Sarko might not yet have transformed the French economy, but in one area at least, he has created a market where there was none before: driver's license points.
As in many European countries, French drivers start with a total of 12 license points, which they lose for various driving offenses. Getting to zero means an automatic six-month driving ban. During Sarko's reign as Minister of the Interior, he introduced 1,000 more speed cameras across France in a frenzied law and order "crackdown." There are particularly harsh punishments even for mild speeding (under 20kph over the limit)– two points a pop.
But the crackdown has rather misfired: Drivers now see the penalties as universally unfair, and have started a market in license points. Those still with relatively clean records (close to 12 points) sell their points online for 300-1500 euros each to drivers in danger of a suspension. The seller then sends in her license number and name in place of the guilty party, and takes the rap. And the sheer number of cases makes it impossible to check who's who:
Officials acknowledge that the state is swamped with the administration of automatic fines. The Interior Ministry said that it carries out spot checks. "For example, suspicion will be raised if an 84-year-old grandmother is snapped at 200 kph (160mph) at five on a Sunday morning near a nightclub," he told le Parisien newspaper.
Jean-Baptise Iosca, a lawyer who specialises in motoring cases, said that the borrowing and buying of license points now touched every social class. "I have clients coming to see me after losing not only all their own points but also 12 from their grandmother and all their grandfather's," he said.
The solution? Another crackdown.
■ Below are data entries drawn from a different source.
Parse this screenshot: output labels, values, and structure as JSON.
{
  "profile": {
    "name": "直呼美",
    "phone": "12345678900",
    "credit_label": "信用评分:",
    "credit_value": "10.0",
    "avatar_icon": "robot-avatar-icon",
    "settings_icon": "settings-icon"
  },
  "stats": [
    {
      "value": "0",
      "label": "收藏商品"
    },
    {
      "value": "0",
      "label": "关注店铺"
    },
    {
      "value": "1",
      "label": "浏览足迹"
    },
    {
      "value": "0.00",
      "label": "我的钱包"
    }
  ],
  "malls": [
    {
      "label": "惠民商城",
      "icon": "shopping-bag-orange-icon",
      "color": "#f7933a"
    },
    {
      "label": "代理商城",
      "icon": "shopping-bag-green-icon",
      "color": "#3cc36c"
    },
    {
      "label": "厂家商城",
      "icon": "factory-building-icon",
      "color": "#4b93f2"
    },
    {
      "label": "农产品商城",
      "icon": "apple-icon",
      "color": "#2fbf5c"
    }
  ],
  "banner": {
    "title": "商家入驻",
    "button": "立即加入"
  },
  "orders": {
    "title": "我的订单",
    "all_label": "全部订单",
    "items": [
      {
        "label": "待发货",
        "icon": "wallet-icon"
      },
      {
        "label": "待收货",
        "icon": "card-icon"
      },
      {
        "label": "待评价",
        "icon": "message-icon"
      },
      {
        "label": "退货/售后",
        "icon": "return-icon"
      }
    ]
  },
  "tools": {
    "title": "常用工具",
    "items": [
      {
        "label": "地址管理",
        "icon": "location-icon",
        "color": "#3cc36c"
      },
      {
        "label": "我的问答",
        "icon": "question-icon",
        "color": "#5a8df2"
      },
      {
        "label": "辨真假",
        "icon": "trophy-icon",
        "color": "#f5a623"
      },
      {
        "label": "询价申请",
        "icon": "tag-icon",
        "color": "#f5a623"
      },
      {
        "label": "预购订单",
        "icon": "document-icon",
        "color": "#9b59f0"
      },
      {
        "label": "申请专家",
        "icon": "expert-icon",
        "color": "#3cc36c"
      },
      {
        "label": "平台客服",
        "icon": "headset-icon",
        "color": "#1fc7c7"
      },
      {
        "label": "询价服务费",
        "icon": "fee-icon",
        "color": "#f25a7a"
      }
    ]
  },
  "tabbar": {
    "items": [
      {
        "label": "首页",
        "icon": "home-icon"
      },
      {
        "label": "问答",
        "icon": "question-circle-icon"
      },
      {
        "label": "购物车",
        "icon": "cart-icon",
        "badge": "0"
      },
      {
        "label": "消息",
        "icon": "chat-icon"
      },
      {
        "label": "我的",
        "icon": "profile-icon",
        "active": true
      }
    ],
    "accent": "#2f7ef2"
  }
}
Ex-PM de Villepin began a 20 million Euro investigation to stamp out fraudulent point-claiming, but it has yet to release any findings or suggest any action.
(Thanks to Sahil Mahtani for the tip.)